Discover more from Imperfect notes on an imperfect world
Heinrich Heine, The Romantic School (1833):
Every age is a sphinx, which casts itself into the abyss when man has guessed its riddle.
Ken Jowitt, ‘After Leninism: The New World Disorder’ (1991):
We now inhabit a world which, while not ‘without form and void’ like the primordial chaos in Genesis, is nonetheless a great deal more fluid than it was just a very short while ago. The major imperatives of this world, moreover, will be the same as those facing Yahweh in Genesis: ‘naming and bounding.’
Paul Valery, ‘Historical Fact’ (1932):
An interesting period is always an enigmatic one, promising little repose, prosperity, continuity, or security. We live in a critical age, that is to say an age in which a number of incompatible things are found together, none of which can either vanish or prevail. This state of things is so complex and so new that no one today can boast of understanding it - which does not mean that no one does so boast. All the notions we thought solid, all the values of civilized life, all that made for stability in international relations, all that made for regularity in the economy ... in a word, all that tended happily to limit the uncertainty of the morrow, all that gave to nations and individuals some confidence in the morrow ... all this seems badly compromised.
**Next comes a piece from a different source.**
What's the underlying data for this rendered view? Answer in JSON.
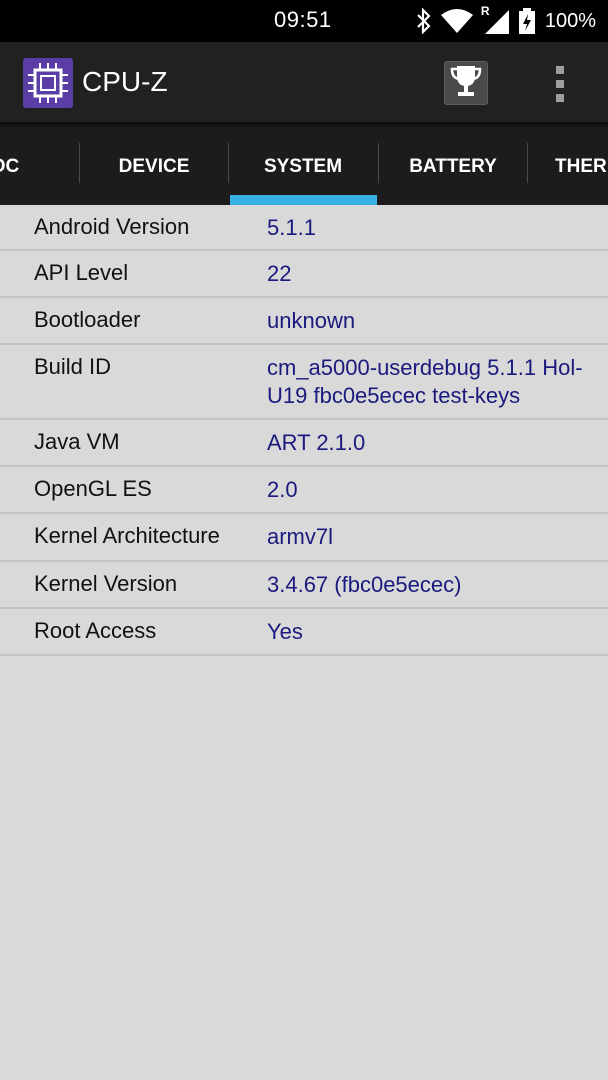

Vaclav Havel, ‘Speech to US Congress’ (1990):
Without a global revolution in the sphere of human consciousness, nothing will change for the better in the sphere of our being as humans, and the catastrophe toward which this world is headed, whether it be ecological, social, demographic or a general breakdown of civilization, will be unavoidable. If we are no longer threatened by world war or by the danger that the absurd mountains of accumulated nuclear weapons might blow up the world, this does not mean that we have definitively won. We are in fact far from definite victory.
We are still a long way from that “family of man;” in fact, we seem to be receding from the ideal rather than drawing closer to it. Interests of all kinds: personal, selfish, state, national, group and, if you like, company interests still considerably outweigh genuinely common and global interests. We are still under the sway of the destructive and thoroughly vain belief that man is the pinnacle of creation, and not just a part of it, and that therefore everything is permitted. There are still many who say they are concerned not for themselves but for the cause, while they are demonstrably out for themselves and not for the cause at all. We are still destroying the planet that was entrusted to us, and its environment. We still close our eyes to the growing social, ethnic and cultural conflicts in the world. From time to time we say that the anonymous megamachinery we have created for ourselves no longer serves us but rather has enslaved us, yet we still fail to do anything about it.
JP Stern, ‘Havel’s Castle’ (1990):
What is original about his [Vaclav Havel] plays is the single-mindedness with which he places all human relations within socio-political brackets: outside these brackets there is a sign saying ‘Beware farce!’ and around that sign there is another set of brackets and another sign that says ‘This is serious, because, though it shouldn’t be, this is how life passes.’
Bertolt Brecht, Me-ti: Book of Interventions in the Flow of Things (1965):
A student said to Me-ti: What you’re teaching isn’t new. Ka-meh and Mi-en-leh and countless others have taught this too. Me-ti replied: I’m teaching it, because it’s old, that means because it can be forgotten and only considered suitable for past times. Are there not huge numbers for whom it is completely new?